Records excerpted from a collection
>>>

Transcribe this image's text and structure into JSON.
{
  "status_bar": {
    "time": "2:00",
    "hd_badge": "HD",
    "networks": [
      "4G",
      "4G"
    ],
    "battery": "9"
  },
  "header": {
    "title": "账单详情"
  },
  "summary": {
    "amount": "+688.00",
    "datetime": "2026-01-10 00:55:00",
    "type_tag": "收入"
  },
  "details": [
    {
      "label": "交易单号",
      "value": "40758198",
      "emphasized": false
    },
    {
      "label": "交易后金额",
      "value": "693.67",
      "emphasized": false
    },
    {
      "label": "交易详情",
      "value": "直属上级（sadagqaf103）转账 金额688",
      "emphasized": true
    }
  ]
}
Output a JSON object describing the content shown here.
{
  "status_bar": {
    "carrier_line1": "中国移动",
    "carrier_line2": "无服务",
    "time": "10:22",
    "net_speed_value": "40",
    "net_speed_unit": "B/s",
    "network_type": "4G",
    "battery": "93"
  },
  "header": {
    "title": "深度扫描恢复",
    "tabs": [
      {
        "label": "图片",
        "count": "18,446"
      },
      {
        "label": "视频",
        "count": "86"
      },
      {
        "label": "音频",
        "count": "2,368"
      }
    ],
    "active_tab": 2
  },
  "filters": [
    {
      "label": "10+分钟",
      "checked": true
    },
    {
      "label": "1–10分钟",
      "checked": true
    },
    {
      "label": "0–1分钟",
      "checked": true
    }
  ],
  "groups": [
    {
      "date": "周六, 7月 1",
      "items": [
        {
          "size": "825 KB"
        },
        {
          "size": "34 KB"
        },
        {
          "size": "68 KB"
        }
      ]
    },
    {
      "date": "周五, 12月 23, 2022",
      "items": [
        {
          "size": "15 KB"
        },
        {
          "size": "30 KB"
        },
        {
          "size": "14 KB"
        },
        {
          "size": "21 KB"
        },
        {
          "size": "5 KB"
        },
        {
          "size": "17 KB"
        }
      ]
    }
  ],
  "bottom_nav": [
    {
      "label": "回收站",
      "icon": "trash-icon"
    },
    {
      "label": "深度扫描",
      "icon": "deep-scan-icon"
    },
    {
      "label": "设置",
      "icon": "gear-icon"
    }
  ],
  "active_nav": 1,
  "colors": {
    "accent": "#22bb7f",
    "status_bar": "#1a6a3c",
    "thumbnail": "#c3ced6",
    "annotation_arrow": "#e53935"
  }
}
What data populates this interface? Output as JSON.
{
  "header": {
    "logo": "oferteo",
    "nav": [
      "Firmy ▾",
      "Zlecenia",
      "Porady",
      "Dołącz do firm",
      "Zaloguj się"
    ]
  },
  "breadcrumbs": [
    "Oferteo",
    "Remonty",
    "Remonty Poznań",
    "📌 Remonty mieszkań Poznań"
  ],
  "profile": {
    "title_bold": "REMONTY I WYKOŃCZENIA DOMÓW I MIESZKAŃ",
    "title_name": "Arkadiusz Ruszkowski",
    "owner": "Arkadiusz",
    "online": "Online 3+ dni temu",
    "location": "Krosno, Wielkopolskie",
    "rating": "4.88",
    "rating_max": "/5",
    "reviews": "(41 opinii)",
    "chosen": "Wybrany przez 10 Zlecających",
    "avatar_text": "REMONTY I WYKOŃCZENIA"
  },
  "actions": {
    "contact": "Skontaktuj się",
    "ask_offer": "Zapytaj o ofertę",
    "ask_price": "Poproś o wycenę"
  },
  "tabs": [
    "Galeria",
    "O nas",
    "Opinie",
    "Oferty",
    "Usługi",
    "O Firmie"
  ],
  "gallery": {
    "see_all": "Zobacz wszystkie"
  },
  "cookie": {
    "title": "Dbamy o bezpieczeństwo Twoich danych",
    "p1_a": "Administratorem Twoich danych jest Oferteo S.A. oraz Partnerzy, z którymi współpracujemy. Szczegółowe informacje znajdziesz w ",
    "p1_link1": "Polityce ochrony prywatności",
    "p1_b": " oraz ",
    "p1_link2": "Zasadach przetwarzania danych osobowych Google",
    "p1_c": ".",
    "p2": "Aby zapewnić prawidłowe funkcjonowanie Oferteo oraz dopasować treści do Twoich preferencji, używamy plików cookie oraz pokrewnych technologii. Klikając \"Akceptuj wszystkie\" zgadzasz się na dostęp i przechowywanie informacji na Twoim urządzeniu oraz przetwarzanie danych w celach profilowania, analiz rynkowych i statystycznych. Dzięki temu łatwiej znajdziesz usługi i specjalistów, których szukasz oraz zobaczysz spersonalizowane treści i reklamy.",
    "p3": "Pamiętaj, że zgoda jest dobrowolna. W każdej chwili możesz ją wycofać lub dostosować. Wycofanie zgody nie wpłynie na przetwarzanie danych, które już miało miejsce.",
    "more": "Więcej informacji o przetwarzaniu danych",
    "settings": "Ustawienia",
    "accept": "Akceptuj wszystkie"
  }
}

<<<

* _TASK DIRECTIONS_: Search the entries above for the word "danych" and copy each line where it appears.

* _RESPONSE_:
    "title": "Dbamy o bezpieczeństwo Twoich danych",
    "p1_a": "Administratorem Twoich danych jest Oferteo S.A. oraz Partnerzy, z którymi współpracujemy. Szczegółowe informacje znajdziesz w ",
    "p1_link2": "Zasadach przetwarzania danych osobowych Google",
    "p2": "Aby zapewnić prawidłowe funkcjonowanie Oferteo oraz dopasować treści do Twoich preferencji, używamy plików cookie oraz pokrewnych technologii. Klikając \"Akceptuj wszystkie\" zgadzasz się na dostęp i przechowywanie informacji na Twoim urządzeniu oraz przetwarzanie danych w celach profilowania, analiz rynkowych i statystycznych. Dzięki temu łatwiej znajdziesz usługi i specjalistów, których szukasz oraz zobaczysz spersonalizowane treści i reklamy.",
    "p3": "Pamiętaj, że zgoda jest dobrowolna. W każdej chwili możesz ją wycofać lub dostosować. Wycofanie zgody nie wpłynie na przetwarzanie danych, które już miało miejsce.",
    "more": "Więcej informacji o przetwarzaniu danych",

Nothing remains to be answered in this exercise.